To conclude, penny stocks offer the potential for very high returns, however all of its risks particularly those associated with illiquidity and the potential for fraudulent or misreported information. Due to its inherent riskiness, only investors with high risk tolerance should consider investing in penny stocks.
The following video encapsulates quite well on the inherent risks and rewards in investing in penny stocks.
3. What criteria should I be using to analyze penny stocks?
When analyzing penny stocks, we look at the following 4 factors:
Sector and Industry
Due to the aforementioned low trading volume and illiquidity of most penny stocks, it is generally unwise to short-term trade penny stocks. Hence, you want to look for a sector or industry that is currently on an uptrend in the market.
If a stock has recently been delisted (e.g. from the NASDAQ Capital Market to the OTC-BB), this is a sign that the company may face future difficulty in raising capital, which can be a warning sign. As previously mentioned, stocks listed on the NASDAQ Capital Market or the NYSE-MKT are the safest choice for penny stocks, so a delisting can be a red flag. You can check for any delistings on the SEC website.
You want to look at the company’s debt levels, cash reserves, asset values, and type of business. Some questions to ask yourself: Does this company have sufficient liquidity reserves to sustain daily operations? How does this company generate revenue? Is this sustainable? Can the company service its debt? (remember, as a penny stock, it would be difficult for the company to raise money via equity). You can obtain the relevant financial information from the SEC website or an online financial information provider.
Minimum Daily Volume
Low daily volume and illiquidity is the major risk for penny stocks. As a general rule, you would only want to look at penny stocks with a minimum daily volume of 100,000 shares. Anything under that puts you at a much higher risk of not being able to offload your shares later.
To summarize, we want to look at penny stocks which are part of an upward trending industry and have not been recently delisted from a major exchange. The company should have sustainable financial fundamentals and we should watch out for penny stocks which have a rising price and volume, which may be potential sign of an upward trend or even a possible price breakout.

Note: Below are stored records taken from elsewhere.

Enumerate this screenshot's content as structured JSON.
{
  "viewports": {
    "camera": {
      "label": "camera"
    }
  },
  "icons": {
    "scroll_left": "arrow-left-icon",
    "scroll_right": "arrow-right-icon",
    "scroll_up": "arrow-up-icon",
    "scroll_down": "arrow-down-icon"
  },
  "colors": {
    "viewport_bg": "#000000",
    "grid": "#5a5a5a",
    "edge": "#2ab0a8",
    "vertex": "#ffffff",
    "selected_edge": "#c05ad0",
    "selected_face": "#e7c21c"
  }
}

4. How often should I be trading penny stocks?
There is no hard and fast rule when it comes to the correct frequency in trading penny stocks. There are some who trade penny stocks weekly or daily, considered more as ‘penny stock traders’ and yet there are those who may decide to hold on to a penny stock on a longer term basis, or ‘penny stock investors’.
In general however, due to the volatility of penny stocks and the tendency for even rising stocks to sell off (as mentioned in the above video), you should avoid getting greedy when the stock is on the rise and sell off quickly. Conversely, if a stock is on a downtrend, you should not get too attached to the stock and should sell if you feel that there are no ‘triggers’ that would cause the price to bounce back. Hence, whether you trade your penny stocks weekly, daily, or monthly would depend on the individual stock price movements itself.
In this article, we have taken a brief look at what are penny stocks and some of the boards and exchanges where you can find them. We then further broke down some of the risks and rewards associated with this type of investment as well as the four main criteria for analyzing said stocks. Finally, we looked at a common question on trading frequency of penny stocks.
We hope that you found this article informative and valuable; penny stock investing can be a great choice for the right type of investor and we wish you all the best on your investment journey!